I don't get it, everyone used to say they were money making machines.

Yeah, but the money they made went straight into the treasury coffers and the cameras were funded through the 'Safety Camera Partnership'. It's part of the reason why people see them as a revenue generating scam rather than having a true safety function.
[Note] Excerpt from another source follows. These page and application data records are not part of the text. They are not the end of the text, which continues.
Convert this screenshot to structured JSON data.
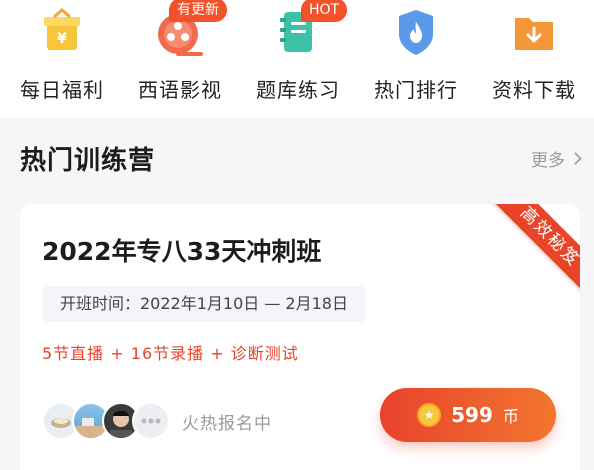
{
  "nav": {
    "items": [
      {
        "label": "每日福利",
        "icon": "gift-icon",
        "badge": ""
      },
      {
        "label": "西语影视",
        "icon": "film-reel-icon",
        "badge": "有更新"
      },
      {
        "label": "题库练习",
        "icon": "notebook-icon",
        "badge": "HOT"
      },
      {
        "label": "热门排行",
        "icon": "flame-shield-icon",
        "badge": ""
      },
      {
        "label": "资料下载",
        "icon": "download-folder-icon",
        "badge": ""
      }
    ]
  },
  "section": {
    "title": "热门训练营",
    "more_label": "更多"
  },
  "card": {
    "ribbon": "高效秘笈",
    "title": "2022年专八33天冲刺班",
    "period": "开班时间：2022年1月10日 — 2月18日",
    "features": "5节直播 + 16节录播 + 诊断测试",
    "enroll_status": "火热报名中",
    "price": "599",
    "currency": "币"
  },
  "colors": {
    "accent": "#e8442a",
    "icon_yellow": "#f8c63a",
    "icon_teal": "#3cc2a8",
    "icon_blue": "#5b9ae8",
    "icon_orange": "#f4963a"
  }
}
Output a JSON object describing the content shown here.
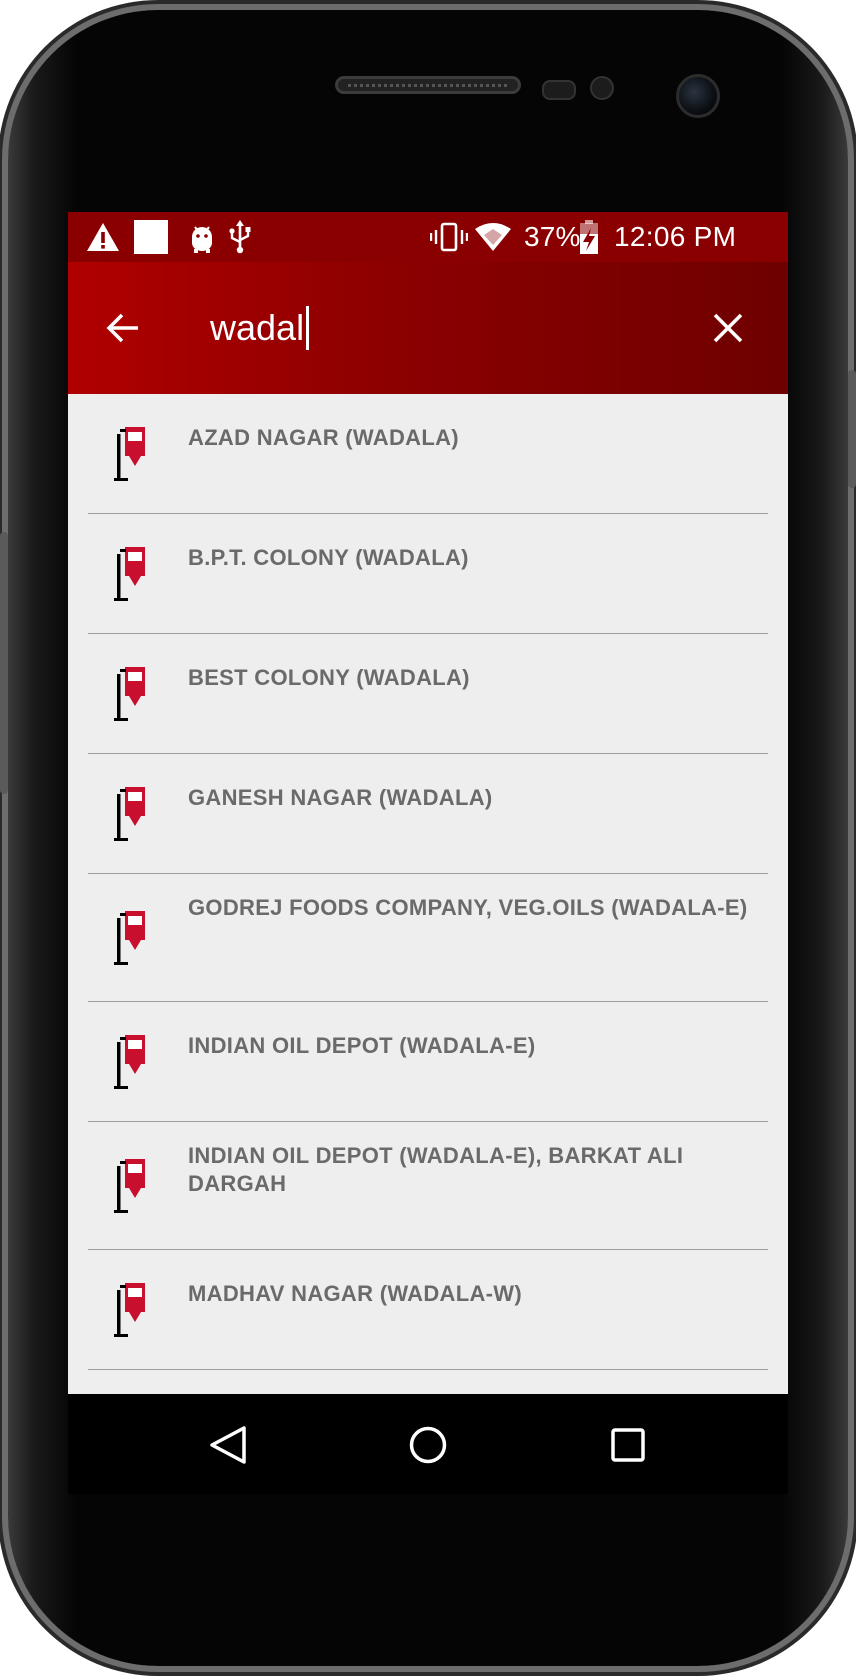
{
  "status_bar": {
    "battery_percent": "37%",
    "time": "12:06 PM",
    "left_icons": [
      "warning-icon",
      "blank-notification-icon",
      "android-debug-icon",
      "usb-icon"
    ],
    "right_icons": [
      "vibrate-icon",
      "wifi-icon",
      "battery-charging-icon"
    ]
  },
  "toolbar": {
    "search_value": "wadal",
    "back_icon": "arrow-left-icon",
    "clear_icon": "close-icon"
  },
  "results": [
    {
      "label": "AZAD NAGAR (WADALA)",
      "icon": "bus-stop-icon"
    },
    {
      "label": "B.P.T. COLONY (WADALA)",
      "icon": "bus-stop-icon"
    },
    {
      "label": "BEST COLONY (WADALA)",
      "icon": "bus-stop-icon"
    },
    {
      "label": "GANESH NAGAR (WADALA)",
      "icon": "bus-stop-icon"
    },
    {
      "label": "GODREJ FOODS COMPANY, VEG.OILS (WADALA-E)",
      "icon": "bus-stop-icon"
    },
    {
      "label": "INDIAN OIL DEPOT (WADALA-E)",
      "icon": "bus-stop-icon"
    },
    {
      "label": "INDIAN OIL DEPOT (WADALA-E), BARKAT ALI DARGAH",
      "icon": "bus-stop-icon"
    },
    {
      "label": "MADHAV NAGAR (WADALA-W)",
      "icon": "bus-stop-icon"
    }
  ],
  "nav_bar": [
    "back-triangle-icon",
    "home-circle-icon",
    "recents-square-icon"
  ],
  "colors": {
    "status_bar": "#8a0000",
    "toolbar_start": "#b00000",
    "toolbar_end": "#6e0000",
    "list_background": "#eeeeee",
    "item_text": "#6a6a6a",
    "icon_accent": "#c8102e"
  }
}
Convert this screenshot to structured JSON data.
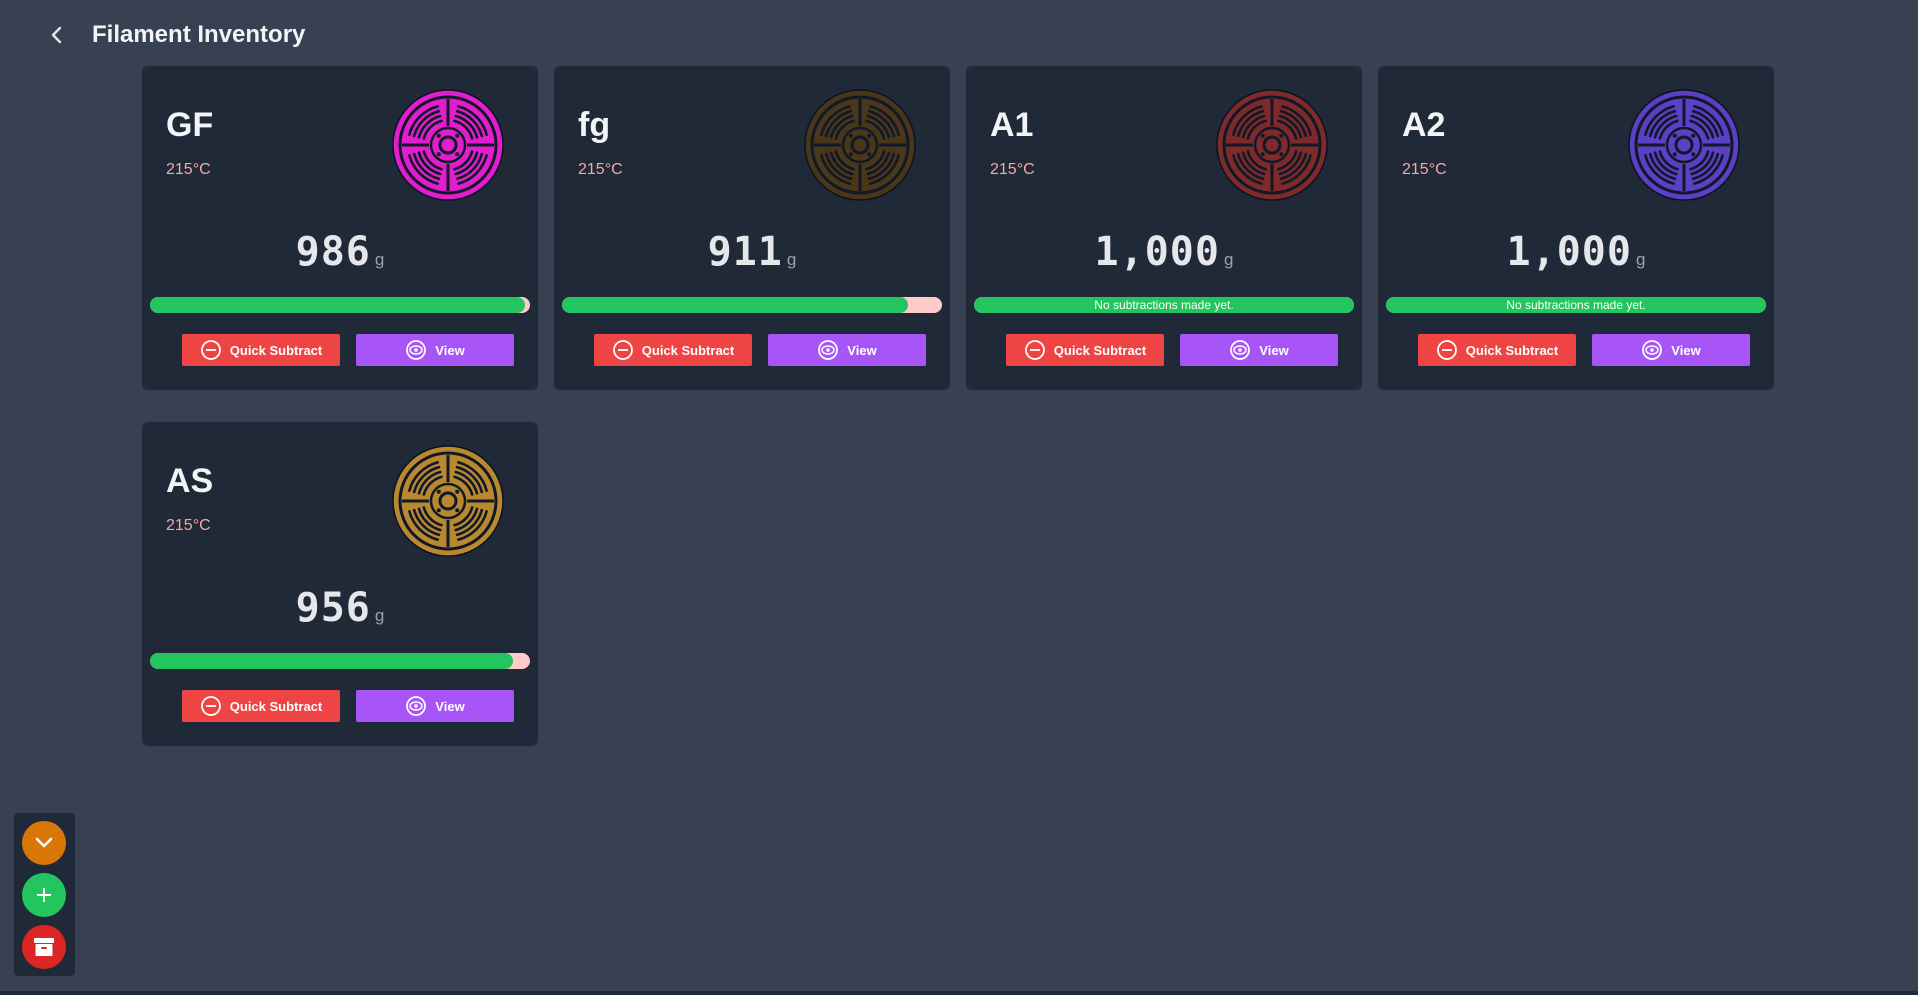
{
  "header": {
    "title": "Filament Inventory",
    "back_icon": "chevron-left-icon"
  },
  "unit": "g",
  "buttons": {
    "quick_subtract": "Quick Subtract",
    "view": "View"
  },
  "spools": [
    {
      "name": "GF",
      "temp": "215°C",
      "weight": "986",
      "remaining_fraction": 0.986,
      "bar_text": "",
      "color": "#e11dcd"
    },
    {
      "name": "fg",
      "temp": "215°C",
      "weight": "911",
      "remaining_fraction": 0.911,
      "bar_text": "",
      "color": "#4a3618"
    },
    {
      "name": "A1",
      "temp": "215°C",
      "weight": "1,000",
      "remaining_fraction": 1.0,
      "bar_text": "No subtractions made yet.",
      "color": "#7f2a2a"
    },
    {
      "name": "A2",
      "temp": "215°C",
      "weight": "1,000",
      "remaining_fraction": 1.0,
      "bar_text": "No subtractions made yet.",
      "color": "#5b3fc4"
    },
    {
      "name": "AS",
      "temp": "215°C",
      "weight": "956",
      "remaining_fraction": 0.956,
      "bar_text": "",
      "color": "#b8892f"
    }
  ],
  "fab": {
    "collapse_icon": "chevron-down-icon",
    "add_icon": "plus-icon",
    "archive_icon": "archive-icon"
  },
  "colors": {
    "background": "#374151",
    "card": "#1f2937",
    "progress_fill": "#22c55e",
    "progress_track": "#fecaca",
    "subtract_button": "#ef4444",
    "view_button": "#a855f7",
    "temp_text": "#fca5a5"
  }
}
If they were true safety devices then they should have been revenue neutral, generating sufficient revenue to cover their costs and with the remainder being put into a ring fenced fund to promote greater safety awareness amongst all road users.